## Task details
From the material below, return every line that includes "Show".

*** Opening Data to process ***

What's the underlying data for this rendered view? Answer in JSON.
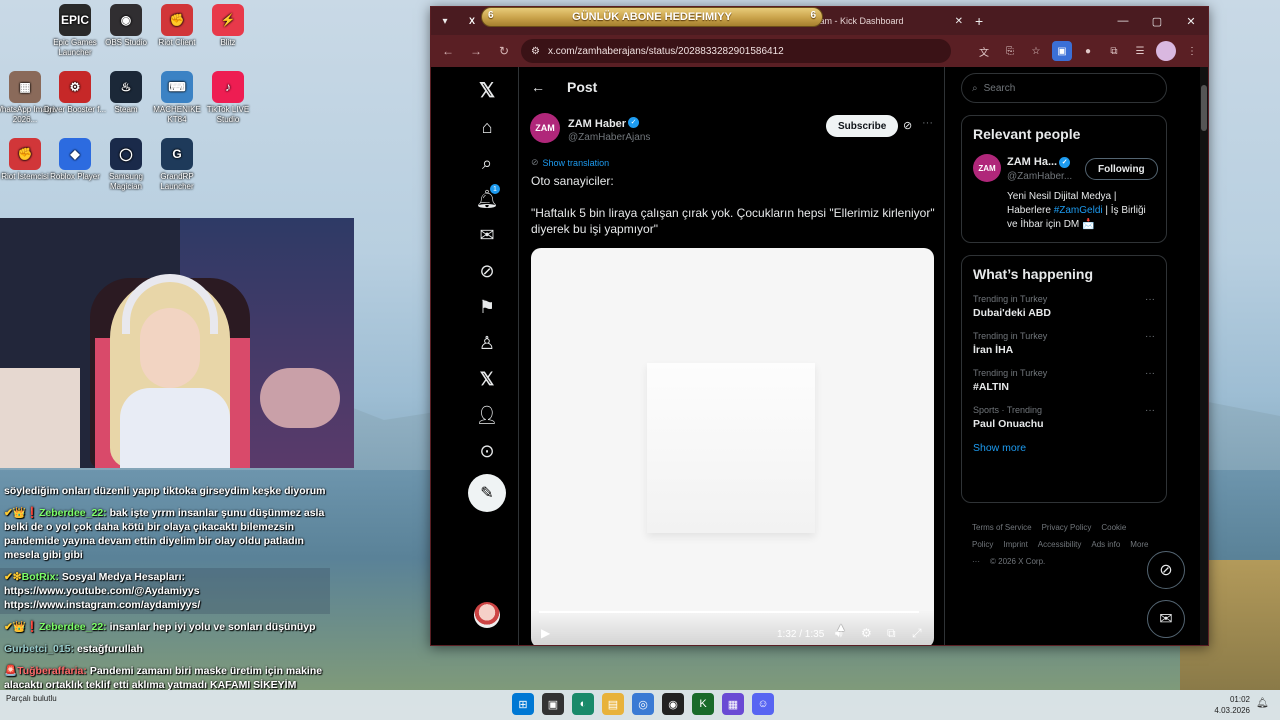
{
  "desktop": {
    "icons": [
      {
        "label": "Epic Games Launcher",
        "glyph": "EPIC",
        "color": "#2a2a2a"
      },
      {
        "label": "OBS Studio",
        "glyph": "◉",
        "color": "#302e31"
      },
      {
        "label": "Riot Client",
        "glyph": "✊",
        "color": "#d13639"
      },
      {
        "label": "Blitz",
        "glyph": "⚡",
        "color": "#e8394a"
      },
      {
        "label": "WhatsApp Image 2026...",
        "glyph": "▦",
        "color": "#8a6a5a"
      },
      {
        "label": "Driver Booster f...",
        "glyph": "⚙",
        "color": "#c62828"
      },
      {
        "label": "Steam",
        "glyph": "♨",
        "color": "#1b2838"
      },
      {
        "label": "MACHENIKE KT84",
        "glyph": "⌨",
        "color": "#3b82c4"
      },
      {
        "label": "TikTok LIVE Studio",
        "glyph": "♪",
        "color": "#ee1d52"
      },
      {
        "label": "Riot İstemcisi",
        "glyph": "✊",
        "color": "#d13639"
      },
      {
        "label": "Roblox Player",
        "glyph": "◆",
        "color": "#2c6be0"
      },
      {
        "label": "Samsung Magician",
        "glyph": "◯",
        "color": "#1a2a4a"
      },
      {
        "label": "GrandRP Launcher",
        "glyph": "G",
        "color": "#1e3a5a"
      }
    ]
  },
  "chat": {
    "messages": [
      {
        "user": "",
        "text": "söylediğim onları düzenli yapıp tiktoka girseydim keşke diyorum",
        "badges": "",
        "hl": false,
        "ucls": ""
      },
      {
        "user": "Zeberdee_22:",
        "text": " bak işte yrrm insanlar şunu düşünmez asla belki de o yol çok daha kötü bir olaya çıkacaktı bilemezsin pandemide yayına devam ettin diyelim bir olay oldu patladın mesela gibi gibi",
        "badges": "✔👑❗",
        "hl": false,
        "ucls": ""
      },
      {
        "user": "BotRix:",
        "text": " Sosyal Medya Hesapları: https://www.youtube.com/@Aydamiyys https://www.instagram.com/aydamiyys/",
        "badges": "✔❇",
        "hl": true,
        "ucls": "bot"
      },
      {
        "user": "Zeberdee_22:",
        "text": " insanlar hep iyi yolu ve sonları düşünüyp",
        "badges": "✔👑❗",
        "hl": false,
        "ucls": ""
      },
      {
        "user": "Gurbetci_015:",
        "text": " estağfurullah",
        "badges": "",
        "hl": false,
        "ucls": "gray"
      },
      {
        "user": "Tuğberaffaria:",
        "text": " Pandemi zamanı biri maske üretim için makine alacaktı ortaklık teklif etti aklıma yatmadı KAFAMI SİKEYİM",
        "badges": "🚨",
        "hl": false,
        "ucls": "red"
      }
    ]
  },
  "overlay": {
    "title": "GÜNLÜK ABONE HEDEFIMIYY",
    "left_num": "6",
    "right_num": "6"
  },
  "browser": {
    "tabs": [
      {
        "label": "",
        "icon": "X"
      },
      {
        "label": "tream - Kick Dashboard",
        "icon": ""
      }
    ],
    "new_tab": "+",
    "url": "x.com/zamhaberajans/status/2028833282901586412",
    "window_controls": {
      "minimize": "—",
      "maximize": "▢",
      "close": "✕"
    }
  },
  "x": {
    "nav_badge": "1",
    "header": "Post",
    "post": {
      "author_name": "ZAM Haber",
      "author_handle": "@ZamHaberAjans",
      "avatar_text": "ZAM",
      "subscribe": "Subscribe",
      "translate": "Show translation",
      "text_line1": "Oto sanayiciler:",
      "text_line2": "\"Haftalık 5 bin liraya çalışan çırak yok. Çocukların hepsi \"Ellerimiz kirleniyor\" diyerek bu işi yapmıyor\"",
      "video_time": "1:32 / 1:35"
    },
    "right": {
      "search_placeholder": "Search",
      "relevant_title": "Relevant people",
      "person": {
        "name": "ZAM Ha...",
        "handle": "@ZamHaber...",
        "avatar_text": "ZAM",
        "follow": "Following",
        "bio_pre": "Yeni Nesil Dijital Medya | Haberlere ",
        "bio_tag": "#ZamGeldi",
        "bio_post": " | İş Birliği ve İhbar için DM 📩"
      },
      "happening_title": "What’s happening",
      "trends": [
        {
          "context": "Trending in Turkey",
          "title": "Dubai'deki ABD"
        },
        {
          "context": "Trending in Turkey",
          "title": "İran İHA"
        },
        {
          "context": "Trending in Turkey",
          "title": "#ALTIN"
        },
        {
          "context": "Sports · Trending",
          "title": "Paul Onuachu"
        }
      ],
      "show_more": "Show more",
      "footer": [
        "Terms of Service",
        "Privacy Policy",
        "Cookie Policy",
        "Imprint",
        "Accessibility",
        "Ads info",
        "More ···",
        "© 2026 X Corp."
      ]
    }
  },
  "taskbar": {
    "weather": "Parçalı bulutlu",
    "time": "01:02",
    "date": "4.03.2026"
  }
}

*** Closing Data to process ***

## Exercise answer
      "translate": "Show translation",
      "show_more": "Show more",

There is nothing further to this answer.